### INSTRUCTIONS FOR THE TASK
How many lines in the records below contain the word "error"? Answer with the number only.

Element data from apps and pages
____________
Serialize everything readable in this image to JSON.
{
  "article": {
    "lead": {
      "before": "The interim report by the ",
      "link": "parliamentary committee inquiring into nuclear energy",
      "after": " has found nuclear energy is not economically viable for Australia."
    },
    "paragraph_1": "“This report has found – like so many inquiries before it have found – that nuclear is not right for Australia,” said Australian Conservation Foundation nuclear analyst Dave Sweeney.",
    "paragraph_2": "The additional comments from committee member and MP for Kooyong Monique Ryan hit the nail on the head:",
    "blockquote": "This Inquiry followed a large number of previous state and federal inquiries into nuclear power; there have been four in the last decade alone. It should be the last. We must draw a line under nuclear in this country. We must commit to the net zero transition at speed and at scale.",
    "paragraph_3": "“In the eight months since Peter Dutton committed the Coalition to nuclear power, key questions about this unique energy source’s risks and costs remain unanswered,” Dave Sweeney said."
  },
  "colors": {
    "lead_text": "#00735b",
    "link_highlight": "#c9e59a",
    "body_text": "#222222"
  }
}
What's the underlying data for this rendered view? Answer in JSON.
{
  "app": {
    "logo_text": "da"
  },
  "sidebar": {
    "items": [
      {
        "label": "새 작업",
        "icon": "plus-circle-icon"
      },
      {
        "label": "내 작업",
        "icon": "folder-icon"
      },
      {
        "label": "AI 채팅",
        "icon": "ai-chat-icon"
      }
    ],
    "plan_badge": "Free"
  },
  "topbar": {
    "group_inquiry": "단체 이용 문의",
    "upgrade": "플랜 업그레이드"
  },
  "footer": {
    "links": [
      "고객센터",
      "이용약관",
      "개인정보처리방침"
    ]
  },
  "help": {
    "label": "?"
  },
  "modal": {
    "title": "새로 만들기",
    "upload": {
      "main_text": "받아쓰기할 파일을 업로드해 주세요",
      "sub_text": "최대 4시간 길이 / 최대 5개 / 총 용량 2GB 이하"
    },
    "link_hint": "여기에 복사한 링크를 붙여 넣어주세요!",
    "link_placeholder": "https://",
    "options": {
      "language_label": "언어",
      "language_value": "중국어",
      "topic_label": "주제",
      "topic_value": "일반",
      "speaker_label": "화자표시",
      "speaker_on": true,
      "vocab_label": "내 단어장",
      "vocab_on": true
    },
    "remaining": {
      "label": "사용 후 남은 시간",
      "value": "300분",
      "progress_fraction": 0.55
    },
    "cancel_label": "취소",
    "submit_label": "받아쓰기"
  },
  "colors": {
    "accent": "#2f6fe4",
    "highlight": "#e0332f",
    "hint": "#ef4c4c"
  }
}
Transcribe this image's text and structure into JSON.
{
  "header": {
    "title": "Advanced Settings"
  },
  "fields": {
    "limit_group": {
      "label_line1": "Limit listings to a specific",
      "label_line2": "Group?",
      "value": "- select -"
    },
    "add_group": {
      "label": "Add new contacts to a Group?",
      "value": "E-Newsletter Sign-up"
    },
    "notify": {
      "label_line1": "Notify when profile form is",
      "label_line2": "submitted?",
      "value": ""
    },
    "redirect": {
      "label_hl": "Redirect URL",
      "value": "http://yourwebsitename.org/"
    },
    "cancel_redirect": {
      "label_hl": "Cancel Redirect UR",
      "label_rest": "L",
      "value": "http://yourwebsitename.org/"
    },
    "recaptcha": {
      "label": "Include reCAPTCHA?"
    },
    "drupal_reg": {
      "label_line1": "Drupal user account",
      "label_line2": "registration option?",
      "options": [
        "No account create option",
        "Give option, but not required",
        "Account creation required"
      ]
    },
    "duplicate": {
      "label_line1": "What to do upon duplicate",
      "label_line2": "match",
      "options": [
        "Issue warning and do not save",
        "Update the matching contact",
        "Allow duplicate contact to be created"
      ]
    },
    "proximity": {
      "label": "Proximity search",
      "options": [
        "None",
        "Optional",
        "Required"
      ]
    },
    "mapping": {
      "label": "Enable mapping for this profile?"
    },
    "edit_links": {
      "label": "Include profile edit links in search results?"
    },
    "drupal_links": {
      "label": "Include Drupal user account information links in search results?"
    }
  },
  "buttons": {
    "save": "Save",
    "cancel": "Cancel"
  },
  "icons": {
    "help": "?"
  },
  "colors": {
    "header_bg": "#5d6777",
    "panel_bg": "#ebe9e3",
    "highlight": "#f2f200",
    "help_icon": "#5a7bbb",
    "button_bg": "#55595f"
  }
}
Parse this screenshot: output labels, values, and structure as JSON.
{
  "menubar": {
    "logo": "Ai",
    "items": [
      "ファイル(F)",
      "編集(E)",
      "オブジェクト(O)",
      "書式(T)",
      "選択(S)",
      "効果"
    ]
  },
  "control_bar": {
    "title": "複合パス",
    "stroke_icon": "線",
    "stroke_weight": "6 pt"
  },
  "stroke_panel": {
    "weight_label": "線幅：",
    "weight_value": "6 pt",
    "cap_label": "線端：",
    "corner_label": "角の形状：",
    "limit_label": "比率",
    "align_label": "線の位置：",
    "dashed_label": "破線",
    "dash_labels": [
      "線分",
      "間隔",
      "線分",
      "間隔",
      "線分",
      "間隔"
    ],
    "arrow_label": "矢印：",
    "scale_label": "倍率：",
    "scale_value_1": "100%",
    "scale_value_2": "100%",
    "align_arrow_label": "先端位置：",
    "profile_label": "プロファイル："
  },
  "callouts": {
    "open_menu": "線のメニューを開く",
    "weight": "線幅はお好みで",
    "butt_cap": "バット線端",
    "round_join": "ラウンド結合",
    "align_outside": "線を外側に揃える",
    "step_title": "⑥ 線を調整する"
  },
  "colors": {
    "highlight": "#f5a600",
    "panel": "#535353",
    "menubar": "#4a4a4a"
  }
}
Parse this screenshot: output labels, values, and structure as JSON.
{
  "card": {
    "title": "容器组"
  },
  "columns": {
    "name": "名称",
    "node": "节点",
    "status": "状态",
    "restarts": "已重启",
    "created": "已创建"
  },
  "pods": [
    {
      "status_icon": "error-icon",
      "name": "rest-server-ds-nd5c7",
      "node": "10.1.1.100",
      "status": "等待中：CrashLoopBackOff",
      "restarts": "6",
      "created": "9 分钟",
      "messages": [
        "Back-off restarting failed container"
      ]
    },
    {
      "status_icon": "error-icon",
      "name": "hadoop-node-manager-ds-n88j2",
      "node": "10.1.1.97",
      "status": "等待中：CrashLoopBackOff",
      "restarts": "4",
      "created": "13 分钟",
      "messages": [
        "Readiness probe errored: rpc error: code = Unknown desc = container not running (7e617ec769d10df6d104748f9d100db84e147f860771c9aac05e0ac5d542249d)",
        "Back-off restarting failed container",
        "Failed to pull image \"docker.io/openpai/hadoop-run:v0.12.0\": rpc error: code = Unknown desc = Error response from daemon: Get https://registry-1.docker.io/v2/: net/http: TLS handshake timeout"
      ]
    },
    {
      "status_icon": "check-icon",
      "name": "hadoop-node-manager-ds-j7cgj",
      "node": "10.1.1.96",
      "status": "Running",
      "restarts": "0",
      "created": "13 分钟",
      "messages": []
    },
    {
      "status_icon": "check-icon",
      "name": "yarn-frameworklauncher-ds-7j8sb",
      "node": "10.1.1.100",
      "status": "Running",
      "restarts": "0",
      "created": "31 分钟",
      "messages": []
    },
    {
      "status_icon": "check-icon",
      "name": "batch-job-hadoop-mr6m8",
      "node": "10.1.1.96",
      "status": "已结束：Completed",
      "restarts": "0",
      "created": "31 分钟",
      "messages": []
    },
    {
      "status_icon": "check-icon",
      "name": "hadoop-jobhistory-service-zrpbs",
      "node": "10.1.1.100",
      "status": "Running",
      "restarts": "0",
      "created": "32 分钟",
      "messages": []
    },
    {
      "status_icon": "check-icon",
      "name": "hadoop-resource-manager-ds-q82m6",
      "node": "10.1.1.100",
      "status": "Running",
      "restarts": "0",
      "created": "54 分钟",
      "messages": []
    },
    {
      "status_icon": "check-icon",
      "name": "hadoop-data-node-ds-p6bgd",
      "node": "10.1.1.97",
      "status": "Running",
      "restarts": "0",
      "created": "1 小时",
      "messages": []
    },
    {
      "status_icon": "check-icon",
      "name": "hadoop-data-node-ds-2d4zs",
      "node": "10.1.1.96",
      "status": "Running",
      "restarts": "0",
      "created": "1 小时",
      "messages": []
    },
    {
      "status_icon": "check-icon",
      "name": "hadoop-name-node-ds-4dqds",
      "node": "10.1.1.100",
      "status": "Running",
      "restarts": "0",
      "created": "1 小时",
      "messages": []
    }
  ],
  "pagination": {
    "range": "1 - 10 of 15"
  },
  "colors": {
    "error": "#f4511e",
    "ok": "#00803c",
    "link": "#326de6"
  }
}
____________
### EXPECTED ANSWER
5